so-called travel landscapes constitute a truly remarkable and surprisingly
large chapter in Estonian art. It is a genre that can describe the most outstanding
part of Estonian landscape paintings at the end of the 19th and at
the beginning of the 20th century as all the major artists travelled
to a larger or lesser extent in Northern, Central and Southern Europe and were
productive and successful in their creative work there. Southern
Europe is of particular importance here, fascinating the artists
naturally not with the “familiar”, “northern” or “Estonian” things but with exotic,
unfamiliar and different. For example, Johann Köler and his Italian period,
Ants Laikmaa and CapriIsland, Konrad Mägi and Venice come to mind. It is Italy that clearly
stands out from among the other European countries when we talk about sources
of inspiration for Estonian artists. Spain which Konrad Mägi called his
dreamland (but which he never visited), plays a much more modest role.
Roosvalt took a trip to Spain
to Valencia and Barcelona in 2007. Yet
her paintings belong organically together with the series created by other
Estonian artists elsewhere in Europe about a
hundred years before her time. The source is the same for both of them:
something unknown and unexpected is experienced in a foreign country, which, no
doubt, inspires an artist. But unlike Laikmaa, for example, who lived in Capri
for one year, or Köler whose Italian period lasted for three years, Roosvalt
stayed in Spain
only for a few weeks. It is a short period of time but namely that has
determined the character of Roosvalt’s paintings.

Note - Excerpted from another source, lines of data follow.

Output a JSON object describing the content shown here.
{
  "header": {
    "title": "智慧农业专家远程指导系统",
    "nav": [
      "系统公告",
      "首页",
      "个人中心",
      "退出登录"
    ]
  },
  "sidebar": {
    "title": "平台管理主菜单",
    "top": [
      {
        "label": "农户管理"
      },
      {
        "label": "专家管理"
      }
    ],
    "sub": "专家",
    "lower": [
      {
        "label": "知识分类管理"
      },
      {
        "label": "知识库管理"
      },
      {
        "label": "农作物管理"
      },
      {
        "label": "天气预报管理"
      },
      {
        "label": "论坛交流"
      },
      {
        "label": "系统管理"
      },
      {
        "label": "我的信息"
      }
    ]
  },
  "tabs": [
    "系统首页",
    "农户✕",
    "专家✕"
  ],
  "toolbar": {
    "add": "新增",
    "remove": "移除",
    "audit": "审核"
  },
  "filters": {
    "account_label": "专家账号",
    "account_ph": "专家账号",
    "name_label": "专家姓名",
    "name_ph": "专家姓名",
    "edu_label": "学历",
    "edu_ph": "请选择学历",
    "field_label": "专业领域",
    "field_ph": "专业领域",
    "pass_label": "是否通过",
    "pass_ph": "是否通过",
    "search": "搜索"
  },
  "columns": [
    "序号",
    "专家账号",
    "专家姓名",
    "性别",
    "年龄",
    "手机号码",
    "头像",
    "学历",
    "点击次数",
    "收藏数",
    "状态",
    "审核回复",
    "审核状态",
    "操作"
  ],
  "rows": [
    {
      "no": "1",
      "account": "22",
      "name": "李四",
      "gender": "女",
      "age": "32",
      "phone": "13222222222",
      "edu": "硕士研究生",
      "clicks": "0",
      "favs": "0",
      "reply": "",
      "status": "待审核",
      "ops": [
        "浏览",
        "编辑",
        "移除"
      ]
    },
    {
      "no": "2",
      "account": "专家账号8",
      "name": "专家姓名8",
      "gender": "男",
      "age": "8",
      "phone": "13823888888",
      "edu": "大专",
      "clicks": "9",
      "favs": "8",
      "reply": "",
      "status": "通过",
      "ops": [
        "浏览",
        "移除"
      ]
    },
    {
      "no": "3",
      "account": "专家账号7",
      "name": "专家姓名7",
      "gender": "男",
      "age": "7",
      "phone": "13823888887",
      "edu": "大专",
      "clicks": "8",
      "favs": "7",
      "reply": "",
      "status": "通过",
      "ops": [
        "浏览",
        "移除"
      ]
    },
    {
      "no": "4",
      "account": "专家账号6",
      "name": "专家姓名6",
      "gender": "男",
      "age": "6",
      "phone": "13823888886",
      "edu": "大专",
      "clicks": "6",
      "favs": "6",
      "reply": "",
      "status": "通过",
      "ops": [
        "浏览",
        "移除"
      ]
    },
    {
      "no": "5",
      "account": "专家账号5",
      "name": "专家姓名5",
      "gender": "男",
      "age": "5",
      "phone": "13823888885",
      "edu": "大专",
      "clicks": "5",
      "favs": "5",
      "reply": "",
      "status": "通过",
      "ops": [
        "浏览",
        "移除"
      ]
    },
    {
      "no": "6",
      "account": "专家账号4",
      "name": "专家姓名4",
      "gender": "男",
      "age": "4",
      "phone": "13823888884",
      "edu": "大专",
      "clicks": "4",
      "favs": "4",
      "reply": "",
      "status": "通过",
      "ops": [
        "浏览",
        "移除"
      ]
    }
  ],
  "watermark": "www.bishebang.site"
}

obvious that if someone stays in an unfamiliar environment for such a short period,
his or her perception of the surroundings can be particularly intense. Knowing
that something will end soon makes one always explore that “something” more
closely and with greater passion. That is what happened with Roosvalt - it took
her just a few weeks to draw inspiration for a whole new series of paintings.
All the corners here are sharp, only one point of view is presented, everything
in her paintings strikes as new and unprecedented, and no mood is captured
twice. Such intensity and freshness of impressions brightens up Roosvalt’s
palette, makes it multicoloured and powerful. No, the artist has not been
afraid of maybe not depicting the “real” Spain
– this here is h e r Spain.
It has been experienced, seen, absorbed – but is still unknown.
There is yet
another aspect. If a person stays somewhere for not too long, he or she does
not have the time to explore the riches of the country’s cultural heritage,
thousands of characters of the people or hundreds of possibilities in
architecture to their depth. He or she will see only a fragment of the country
(and it is always rather random). That’s why the search for “truth” in
Roosvalt’s works, i.e. what Spain
really looks like, is futile. Her paintings do not constitute a detailed
overview of Spain and it
seems pointless to compare one’s o w n impressions of Spain with
hers. No, of course Roosvalt has not seen the exact same objects, sensed the
same atmosphere or found the same meanings that you have, although you have visited
the exact same place. Despite of that it would be wrong to think that Roosvalt
has not painted the “real” Spain.
She has. But even more she has painted her own Spain,
or to be more exact: through Roosvalt’s works we learn much more about the
artist herself than about Spain.
An extraordinary map unfolds before us, through which we understand what
exactly interested the artist in Spain’s myriad of possibilities.
The answers, of course, may not come as a surprise: the light, the
architectural objects, the colours, the verve, the passion…
Yet in the
same way as Roosvalt’s impressions of Spain do not match yours, they do not
match Ado Vabbe’s either, for example. There’s nothing one can do. “Situation” confirms
an old truth: each person is unique in his or her own way. And so is each